Like with most portable gaming laptops, the MSI GS65 Stealth Thin is expensive. A configuration that closely resembles what we tested goes for about $2,100. It’s not unfairly priced though, as competitors like the Gigabyte Aero 15X and Asus ROG Zephyrus cost a similar amount.
We reviewed the GTX 1070 Max-Q variant though a cheaper version with the GTX 1060 is available for around $1,800. That puts it at the same price as last year’s i7-7700HQ model with the same GPU, so there's some welcomed consistency there.

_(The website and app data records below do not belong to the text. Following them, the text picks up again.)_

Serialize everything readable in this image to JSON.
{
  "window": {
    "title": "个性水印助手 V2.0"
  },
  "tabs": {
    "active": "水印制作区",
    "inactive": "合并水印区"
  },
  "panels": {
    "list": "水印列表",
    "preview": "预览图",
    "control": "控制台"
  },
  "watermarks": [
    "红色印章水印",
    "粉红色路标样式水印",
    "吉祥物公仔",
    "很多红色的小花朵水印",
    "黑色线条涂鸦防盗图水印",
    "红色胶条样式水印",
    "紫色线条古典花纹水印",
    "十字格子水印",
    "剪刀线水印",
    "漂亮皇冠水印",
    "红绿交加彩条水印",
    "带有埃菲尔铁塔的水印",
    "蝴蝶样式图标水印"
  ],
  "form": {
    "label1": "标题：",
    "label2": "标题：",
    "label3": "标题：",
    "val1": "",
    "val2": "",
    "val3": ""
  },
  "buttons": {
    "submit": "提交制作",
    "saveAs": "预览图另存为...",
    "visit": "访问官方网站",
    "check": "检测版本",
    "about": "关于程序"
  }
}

When considering everything this laptop provides, I really like what MSI has brought to the table. This is clearly their best gaming laptop so far, bringing a superior design, smaller footprint and improved performance compared to the GS63. The build quality is fantastic and the cooler surprisingly decent in acoustics, providing a better experience than the Gigabyte Aero 15X, its closest competitor, in both aspects.

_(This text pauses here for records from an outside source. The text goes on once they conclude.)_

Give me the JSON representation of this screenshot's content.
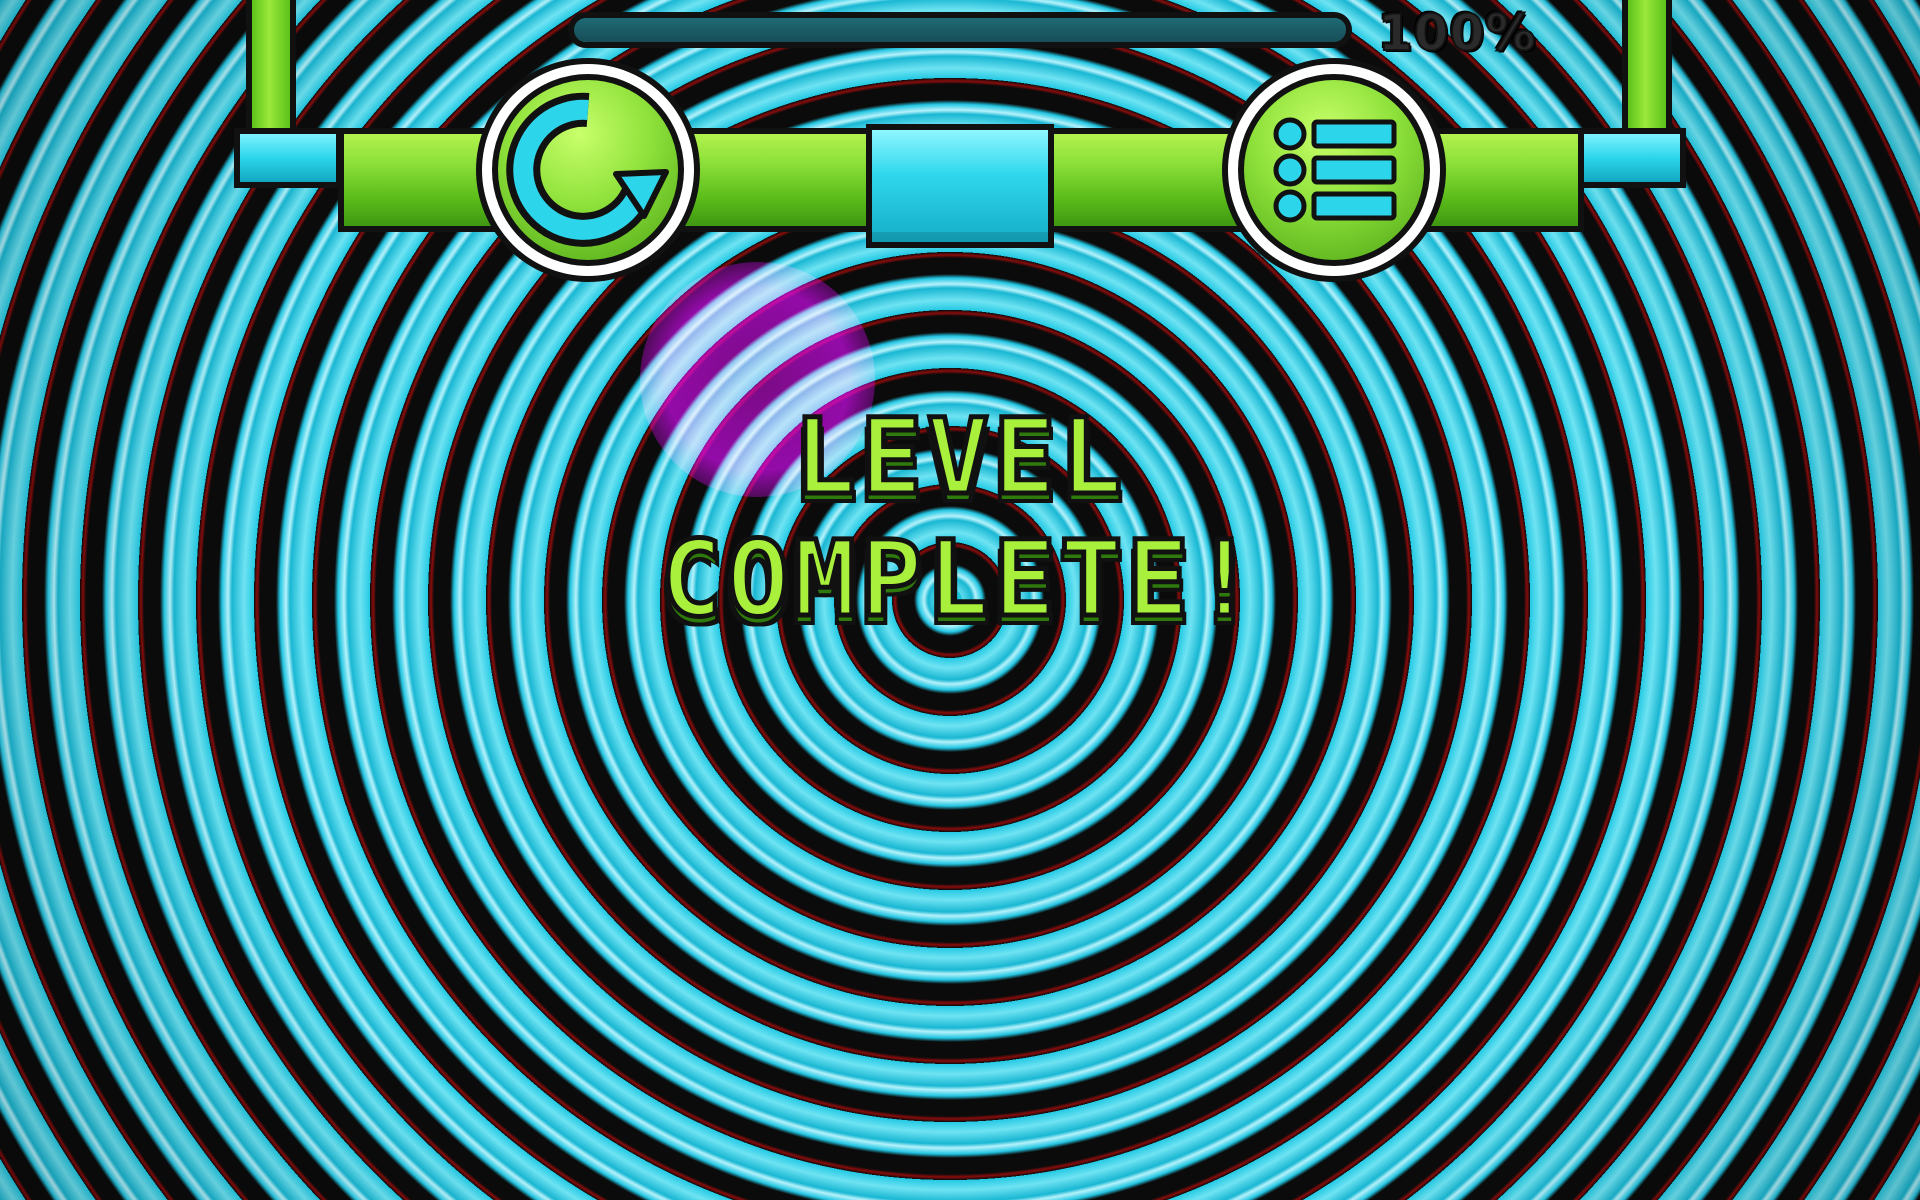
{
  "hud": {
    "progress_text": "100%",
    "progress_fraction": 1.0
  },
  "buttons": {
    "retry_icon": "retry-arrow-icon",
    "menu_icon": "list-menu-icon"
  },
  "title": "LEVEL COMPLETE!",
  "colors": {
    "frame_green": "#8ee13a",
    "accent_cyan": "#2cd5ea",
    "title_green": "#a8f03c",
    "glow_magenta": "#c000e0",
    "outline": "#111111"
  }
}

The new six-core i7-8750H provides up to a 60 percent performance improvement in some productivity workloads, which is great news for those that want to use this laptop for tasks like video rendering. Gains aren’t as significant in gaming, but the combination of this CPU with a GTX 1070 Max-Q allows for ultra quality 1080p gaming at decent frame rates. And don’t forget about the 144Hz display either, which is perfect for medium quality settings or less intense titles.
The use of single-channel memory out of the box leads to reduced performance compared to a dual-channel setup, though this was also an issue with the Aero 15X. However the internal layout of the GS65 makes this problem difficult to fix on your own; it is fixable, just you’ll need to take the entire motherboard out and be very careful in the process.
That aside, MSI has nailed this laptop. It’s a great buy and I love seeing companies continue to iterate on their designs and produce even more compelling hardware.
Pros: Excellent metal chassis with slim bezels is MSI's best design yet. Effective cooler without being overly loud. i7-8750H provides a lot more performance than previous-gen CPUs.
Cons: Memory not configured to run in dual channel mode out of the box, and the internal motherboard layout makes this hard to fix